====== GIVEN RECORDS ======
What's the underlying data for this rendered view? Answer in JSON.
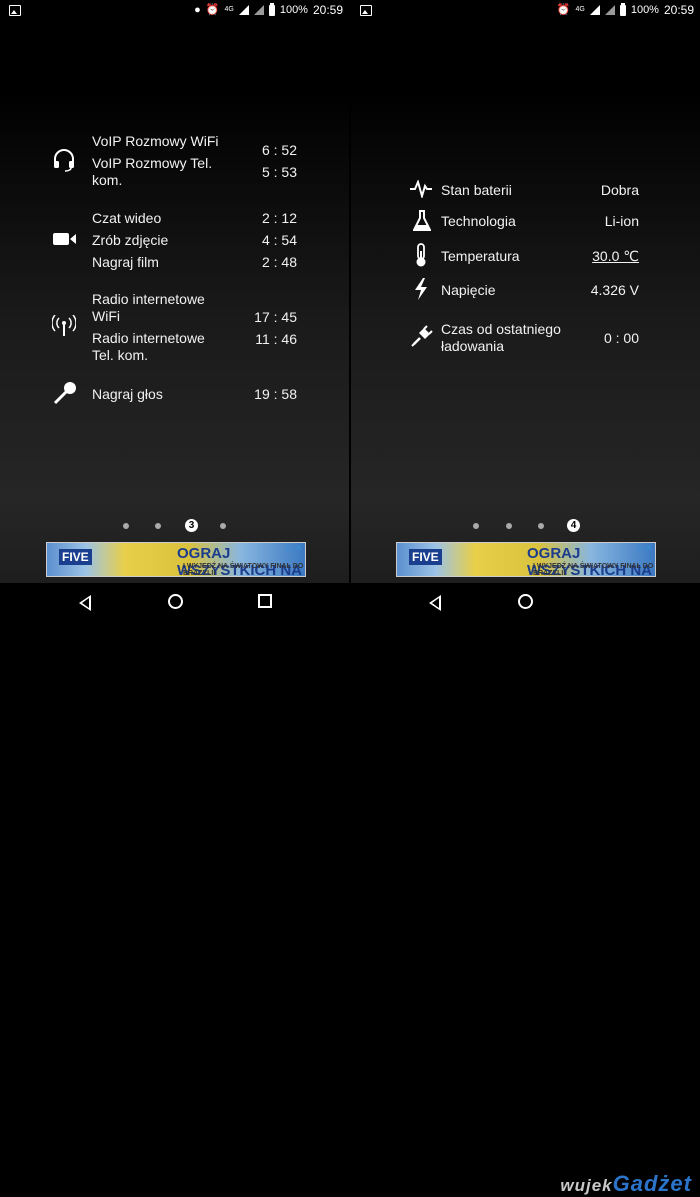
{
  "status": {
    "battery": "100%",
    "time": "20:59",
    "network": "4G"
  },
  "left": {
    "voip": {
      "items": [
        {
          "label": "VoIP Rozmowy WiFi",
          "value": "6 : 52"
        },
        {
          "label": "VoIP Rozmowy Tel. kom.",
          "value": "5 : 53"
        }
      ]
    },
    "video": {
      "items": [
        {
          "label": "Czat wideo",
          "value": "2 : 12"
        },
        {
          "label": "Zrób zdjęcie",
          "value": "4 : 54"
        },
        {
          "label": "Nagraj film",
          "value": "2 : 48"
        }
      ]
    },
    "radio": {
      "items": [
        {
          "label": "Radio internetowe WiFi",
          "value": "17 : 45"
        },
        {
          "label": "Radio internetowe Tel. kom.",
          "value": "11 : 46"
        }
      ]
    },
    "voice": {
      "items": [
        {
          "label": "Nagraj głos",
          "value": "19 : 58"
        }
      ]
    },
    "page_indicator": "3"
  },
  "right": {
    "items": [
      {
        "label": "Stan baterii",
        "value": "Dobra"
      },
      {
        "label": "Technologia",
        "value": "Li-ion"
      },
      {
        "label": "Temperatura",
        "value": "30.0 ℃"
      },
      {
        "label": "Napięcie",
        "value": "4.326 V"
      },
      {
        "label": "Czas od ostatniego ładowania",
        "value": "0 : 00"
      }
    ],
    "page_indicator": "4"
  },
  "ad": {
    "brand": "FIVE",
    "headline": "OGRAJ WSZYSTKICH NA PAKA",
    "sub": "I WYJEDŹ NA ŚWIATOWY FINAŁ DO BRAZYLII"
  },
  "watermark": {
    "prefix": "wujek",
    "name": "Gadżet"
  }
}
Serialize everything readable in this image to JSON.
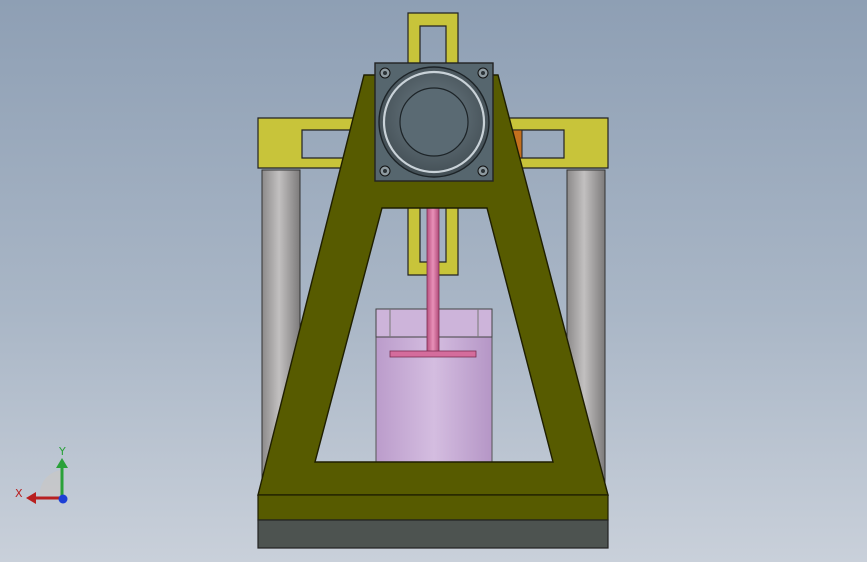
{
  "viewport": {
    "background_top": "#8e9fb4",
    "background_bottom": "#c9d0da"
  },
  "model": {
    "frame_color": "#575b00",
    "crossbar_color": "#c8c43a",
    "motor_color": "#5a6a73",
    "rod_color": "#d46c9c",
    "cylinder_color": "#c7acd6",
    "column_color": "#a8a6a6",
    "base_color": "#4d5350",
    "accent_color": "#c4701e"
  },
  "triad": {
    "x_label": "X",
    "y_label": "Y",
    "x_color": "#b81f1f",
    "y_color": "#2aa13a",
    "z_color": "#1d3fd6"
  }
}
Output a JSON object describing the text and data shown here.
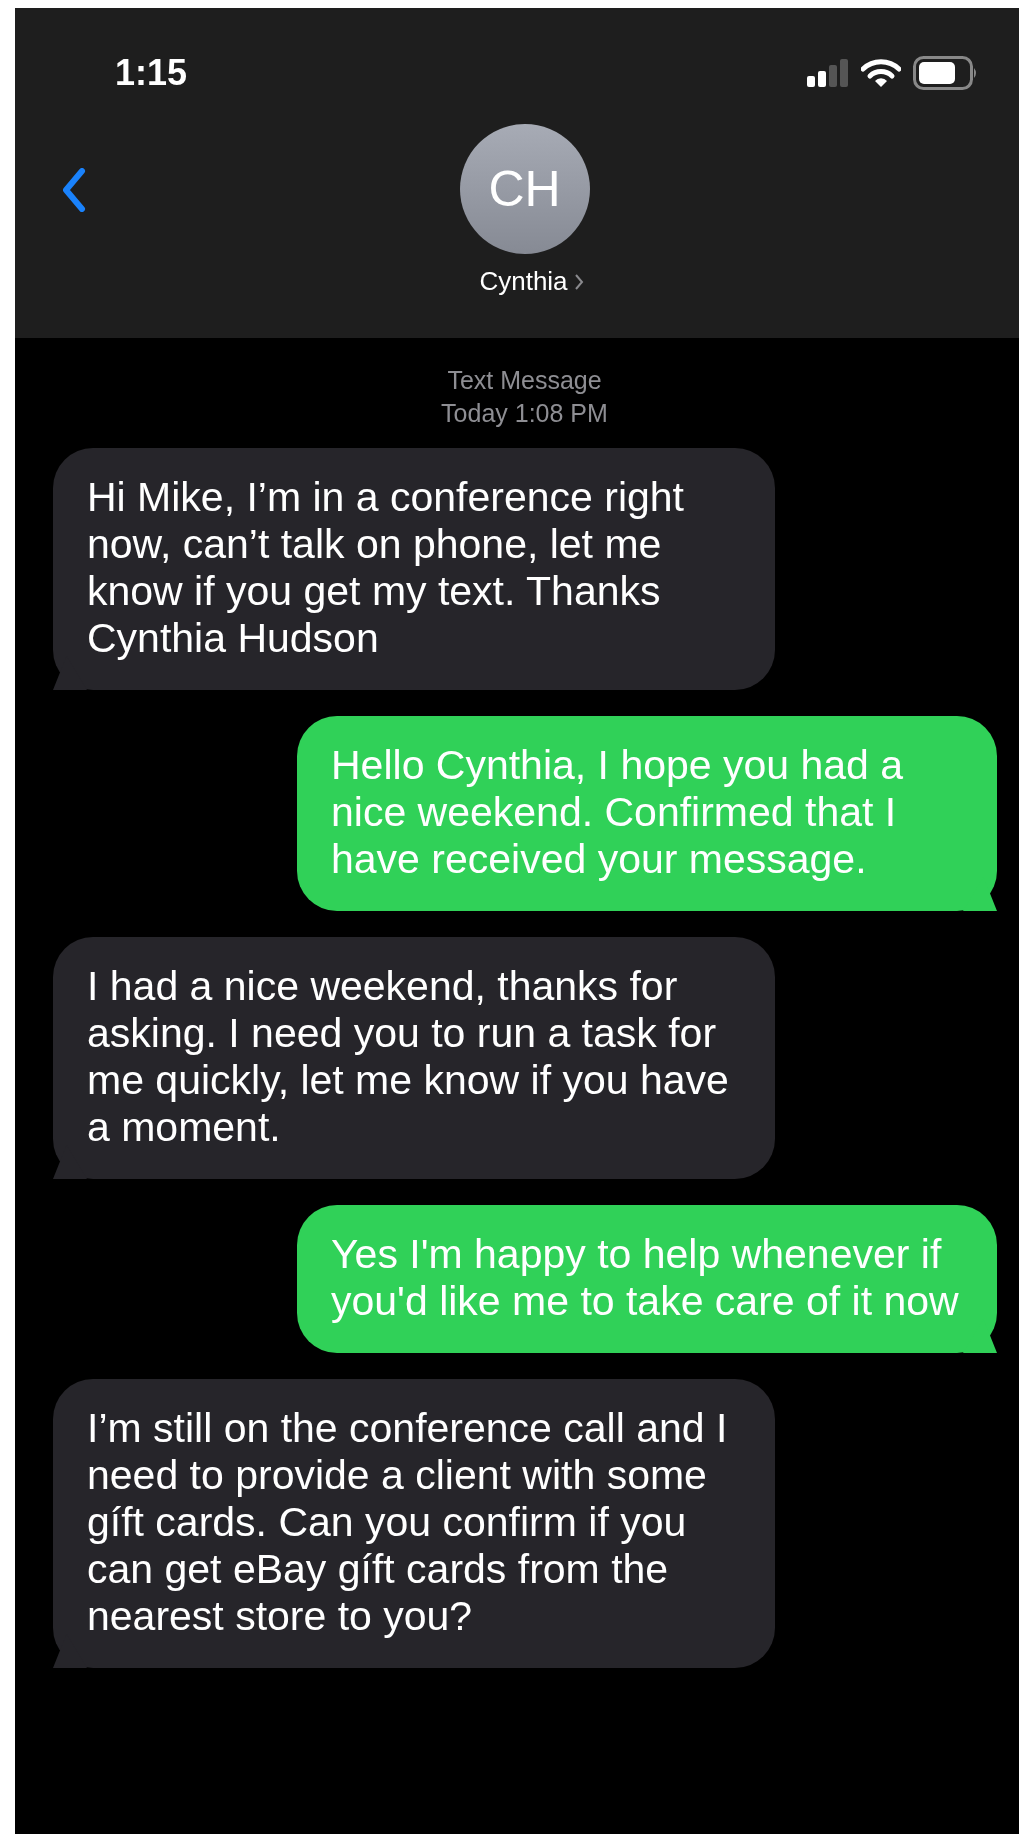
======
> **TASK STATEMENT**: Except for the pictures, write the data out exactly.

> **SOLUTION FOR THIS TASK**:
What's the underlying data for this rendered view? Answer in JSON.
{
  "status": {
    "battery": "100%",
    "time": "20:59",
    "network": "4G"
  },
  "left": {
    "voip": {
      "items": [
        {
          "label": "VoIP Rozmowy WiFi",
          "value": "6 : 52"
        },
        {
          "label": "VoIP Rozmowy Tel. kom.",
          "value": "5 : 53"
        }
      ]
    },
    "video": {
      "items": [
        {
          "label": "Czat wideo",
          "value": "2 : 12"
        },
        {
          "label": "Zrób zdjęcie",
          "value": "4 : 54"
        },
        {
          "label": "Nagraj film",
          "value": "2 : 48"
        }
      ]
    },
    "radio": {
      "items": [
        {
          "label": "Radio internetowe WiFi",
          "value": "17 : 45"
        },
        {
          "label": "Radio internetowe Tel. kom.",
          "value": "11 : 46"
        }
      ]
    },
    "voice": {
      "items": [
        {
          "label": "Nagraj głos",
          "value": "19 : 58"
        }
      ]
    },
    "page_indicator": "3"
  },
  "right": {
    "items": [
      {
        "label": "Stan baterii",
        "value": "Dobra"
      },
      {
        "label": "Technologia",
        "value": "Li-ion"
      },
      {
        "label": "Temperatura",
        "value": "30.0 ℃"
      },
      {
        "label": "Napięcie",
        "value": "4.326 V"
      },
      {
        "label": "Czas od ostatniego ładowania",
        "value": "0 : 00"
      }
    ],
    "page_indicator": "4"
  },
  "ad": {
    "brand": "FIVE",
    "headline": "OGRAJ WSZYSTKICH NA PAKA",
    "sub": "I WYJEDŹ NA ŚWIATOWY FINAŁ DO BRAZYLII"
  },
  "watermark": {
    "prefix": "wujek",
    "name": "Gadżet"
  }
}
Serialize everything readable in this image to JSON.
{
  "viewport": {
    "background_top": "#8e9fb4",
    "background_bottom": "#c9d0da"
  },
  "model": {
    "frame_color": "#575b00",
    "crossbar_color": "#c8c43a",
    "motor_color": "#5a6a73",
    "rod_color": "#d46c9c",
    "cylinder_color": "#c7acd6",
    "column_color": "#a8a6a6",
    "base_color": "#4d5350",
    "accent_color": "#c4701e"
  },
  "triad": {
    "x_label": "X",
    "y_label": "Y",
    "x_color": "#b81f1f",
    "y_color": "#2aa13a",
    "z_color": "#1d3fd6"
  }
}
Output a JSON object describing the text and data shown here.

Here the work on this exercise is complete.